(Provided information)

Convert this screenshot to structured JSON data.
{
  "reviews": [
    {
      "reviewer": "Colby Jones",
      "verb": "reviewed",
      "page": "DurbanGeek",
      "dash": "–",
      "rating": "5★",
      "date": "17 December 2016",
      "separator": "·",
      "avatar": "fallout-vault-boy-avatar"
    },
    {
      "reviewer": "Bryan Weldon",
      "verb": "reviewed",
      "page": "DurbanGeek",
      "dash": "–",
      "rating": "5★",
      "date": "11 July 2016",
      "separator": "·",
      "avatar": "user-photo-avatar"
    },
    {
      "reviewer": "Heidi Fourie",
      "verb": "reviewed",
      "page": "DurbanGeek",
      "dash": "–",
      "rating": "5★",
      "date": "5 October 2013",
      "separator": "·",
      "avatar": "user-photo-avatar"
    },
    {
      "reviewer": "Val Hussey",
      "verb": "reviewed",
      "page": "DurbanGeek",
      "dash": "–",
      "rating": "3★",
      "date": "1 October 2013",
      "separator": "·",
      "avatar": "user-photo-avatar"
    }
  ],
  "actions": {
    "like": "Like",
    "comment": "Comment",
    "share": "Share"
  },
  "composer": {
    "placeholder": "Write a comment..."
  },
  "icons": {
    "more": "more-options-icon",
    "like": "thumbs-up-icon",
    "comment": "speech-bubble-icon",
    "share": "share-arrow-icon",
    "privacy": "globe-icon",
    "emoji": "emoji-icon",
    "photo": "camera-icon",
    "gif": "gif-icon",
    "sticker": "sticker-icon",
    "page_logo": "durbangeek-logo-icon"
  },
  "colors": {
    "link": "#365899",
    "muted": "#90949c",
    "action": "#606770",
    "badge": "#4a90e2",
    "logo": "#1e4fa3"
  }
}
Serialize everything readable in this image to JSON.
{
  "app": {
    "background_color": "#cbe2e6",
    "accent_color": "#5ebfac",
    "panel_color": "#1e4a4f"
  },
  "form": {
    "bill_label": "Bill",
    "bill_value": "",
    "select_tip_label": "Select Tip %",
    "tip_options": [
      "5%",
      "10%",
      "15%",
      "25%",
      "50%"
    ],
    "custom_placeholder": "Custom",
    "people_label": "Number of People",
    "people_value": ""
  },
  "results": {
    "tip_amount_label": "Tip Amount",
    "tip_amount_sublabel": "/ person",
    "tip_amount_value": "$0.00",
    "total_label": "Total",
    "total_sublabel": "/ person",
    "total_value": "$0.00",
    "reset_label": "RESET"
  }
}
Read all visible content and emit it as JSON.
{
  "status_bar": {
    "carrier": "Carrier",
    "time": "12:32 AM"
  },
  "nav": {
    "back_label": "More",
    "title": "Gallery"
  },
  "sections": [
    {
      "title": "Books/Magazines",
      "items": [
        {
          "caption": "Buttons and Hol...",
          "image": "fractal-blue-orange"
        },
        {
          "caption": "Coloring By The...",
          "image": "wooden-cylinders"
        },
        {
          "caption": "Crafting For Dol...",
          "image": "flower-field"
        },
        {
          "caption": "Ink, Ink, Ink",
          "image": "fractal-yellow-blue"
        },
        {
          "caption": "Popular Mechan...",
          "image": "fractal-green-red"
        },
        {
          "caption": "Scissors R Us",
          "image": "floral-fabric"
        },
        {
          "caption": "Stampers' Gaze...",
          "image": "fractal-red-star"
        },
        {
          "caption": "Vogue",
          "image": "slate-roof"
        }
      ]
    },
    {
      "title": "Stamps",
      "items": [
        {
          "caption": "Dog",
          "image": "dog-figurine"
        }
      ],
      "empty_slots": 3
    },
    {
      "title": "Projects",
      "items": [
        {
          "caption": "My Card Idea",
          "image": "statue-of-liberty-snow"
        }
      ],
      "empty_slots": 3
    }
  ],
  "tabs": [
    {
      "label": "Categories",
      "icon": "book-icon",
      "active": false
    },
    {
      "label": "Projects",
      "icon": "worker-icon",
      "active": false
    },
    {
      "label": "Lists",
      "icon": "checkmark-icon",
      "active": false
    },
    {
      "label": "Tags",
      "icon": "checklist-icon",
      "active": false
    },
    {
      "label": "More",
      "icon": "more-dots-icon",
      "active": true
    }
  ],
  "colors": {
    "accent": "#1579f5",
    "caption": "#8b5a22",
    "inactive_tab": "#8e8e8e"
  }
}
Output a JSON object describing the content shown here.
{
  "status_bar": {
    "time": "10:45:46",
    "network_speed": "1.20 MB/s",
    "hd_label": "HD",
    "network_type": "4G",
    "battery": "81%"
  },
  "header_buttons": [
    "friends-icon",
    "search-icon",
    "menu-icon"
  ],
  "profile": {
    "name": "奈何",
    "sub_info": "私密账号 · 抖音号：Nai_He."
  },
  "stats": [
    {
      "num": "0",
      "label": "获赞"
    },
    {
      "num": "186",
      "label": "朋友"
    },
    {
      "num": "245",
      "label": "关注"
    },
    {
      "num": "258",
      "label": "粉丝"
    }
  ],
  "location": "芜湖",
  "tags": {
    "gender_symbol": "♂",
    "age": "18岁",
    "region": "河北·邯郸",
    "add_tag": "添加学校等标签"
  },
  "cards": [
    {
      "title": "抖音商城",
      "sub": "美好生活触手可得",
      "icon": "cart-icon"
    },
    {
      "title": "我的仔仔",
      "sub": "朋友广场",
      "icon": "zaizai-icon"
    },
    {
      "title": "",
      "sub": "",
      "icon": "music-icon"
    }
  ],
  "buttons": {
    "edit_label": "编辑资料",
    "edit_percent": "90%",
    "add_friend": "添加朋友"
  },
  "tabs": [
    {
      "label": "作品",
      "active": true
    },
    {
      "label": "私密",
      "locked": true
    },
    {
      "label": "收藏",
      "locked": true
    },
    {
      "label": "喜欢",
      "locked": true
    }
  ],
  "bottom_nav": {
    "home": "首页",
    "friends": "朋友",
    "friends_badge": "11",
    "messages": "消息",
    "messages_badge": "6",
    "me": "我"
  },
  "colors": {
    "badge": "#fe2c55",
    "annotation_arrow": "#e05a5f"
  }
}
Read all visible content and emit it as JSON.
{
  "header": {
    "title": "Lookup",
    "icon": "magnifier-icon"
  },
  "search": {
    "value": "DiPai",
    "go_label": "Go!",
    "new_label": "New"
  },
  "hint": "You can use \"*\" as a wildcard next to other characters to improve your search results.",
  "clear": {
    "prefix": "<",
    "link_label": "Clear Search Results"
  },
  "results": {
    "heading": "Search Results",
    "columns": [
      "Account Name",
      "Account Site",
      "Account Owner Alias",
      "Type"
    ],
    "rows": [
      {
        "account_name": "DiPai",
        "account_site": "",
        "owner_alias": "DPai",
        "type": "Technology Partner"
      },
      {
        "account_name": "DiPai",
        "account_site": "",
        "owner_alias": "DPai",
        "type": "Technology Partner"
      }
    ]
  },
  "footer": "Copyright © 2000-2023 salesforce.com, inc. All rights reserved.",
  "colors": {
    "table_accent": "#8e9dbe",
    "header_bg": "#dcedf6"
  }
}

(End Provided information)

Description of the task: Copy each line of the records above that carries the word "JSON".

Completed exercise:
Convert this screenshot to structured JSON data.
Serialize everything readable in this image to JSON.
Read all visible content and emit it as JSON.
Output a JSON object describing the content shown here.
Read all visible content and emit it as JSON.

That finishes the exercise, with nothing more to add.